applications. If concentrating collectors are used (see Section 22.214.171.124),
the associated higher costs and potentially increased maintenance for the
tracking mechanism must be considered. In general, concentrating collectors
operate at higher efficiency at these higher temperatures. However, the
higher temperatures are usually not required to operate the space heating
system. Therefore, the relative importance of the two thermal loads must be
considered when selecting a system.
The second consideration involves the means of delivery of the heated fluid
to the absorption cooler. Since, in many climates, the cooling load is
simultaneous with and often proportional to the solar insolation, it may be
desirable to allow the heated collector fluid to bypass the storage unit.
Other climates may require a hot storage unit but one of considerably smaller
size than the one used for heating purposes. The important requirement is
that high temperatures be available during periods of heavy cooling load.
A third consideration deals with the problem of reduced efficiency of the
absorption cooler under start up and transient conditions. Typical
absorption coolers do not reach operating efficiency until after an hour or
more of operation time. A machine which is cycled on and off regularly will

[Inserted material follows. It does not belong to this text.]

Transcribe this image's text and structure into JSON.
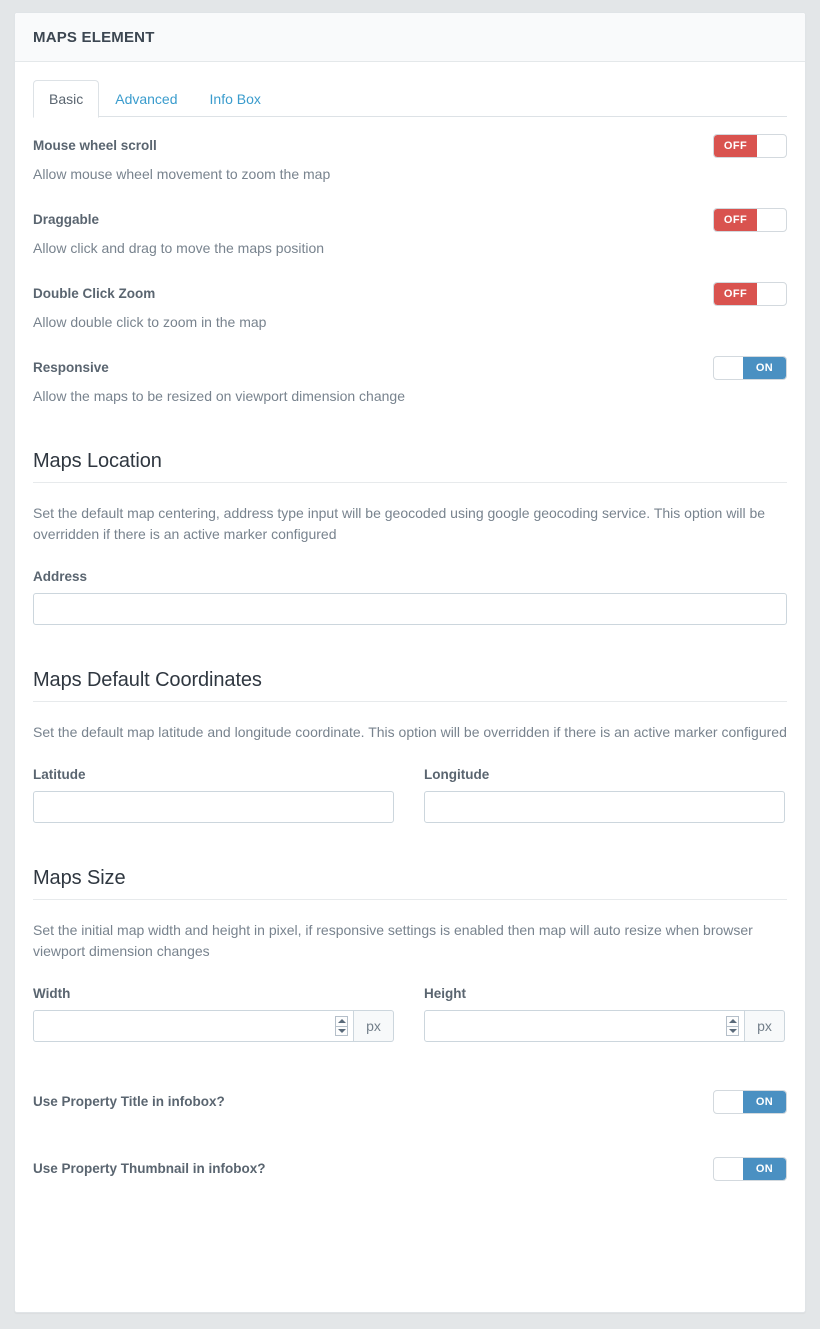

have a drastically reduced average coefficient of performance when compared
to a machine in steady state performance. This problem has been overcome in
at least one installation by the use of a cold storage unit (Beckman, 1977).
The cold storage unit permits continuous operation of the absorption cooler
and thus allows some reduction in the system and cooler size.
A fourth consideration is the need for some means of cooling the absorber and
the condenser. A cooling tower or some other low temperature cooling system
must be used to obtain reasonable performance. All of the commercially
available units require a cooling tower which is another maintenance item.
Current research is underway to develop units that do not have a separate
2.7.2 Rankine cycle heat engine cooling. Rankine cooling systems are still
in development with only a few in operation (Anderson 1979; Barber 1975).
In these systems the shaft power produced by a heat engine drives the
compressor in a conventional vapor compression-type cooling machine. The
thermal energy input to the heat engine can be from a solar collector or from
a solar collector and a fossil fuel combustor. The fossil fuel can
supplement solar energy, or it can be used alone as the auxiliary energy
supply when no solar energy is available. Alternatively, electricity can be
used as the auxiliary energy supply by coupling an electric motor directly to
engine for generating electricity when solar energy is available and there is
little or no cooling load.
From state-of-the-art considerations, two types of fluid heat engines are
primarily feasible in solar cooling units. In one type of engine, the
working fluid cyclically changes phase from liquid to gas and back to liquid.
The most widely used engine of this type operates on the Rankine cycle.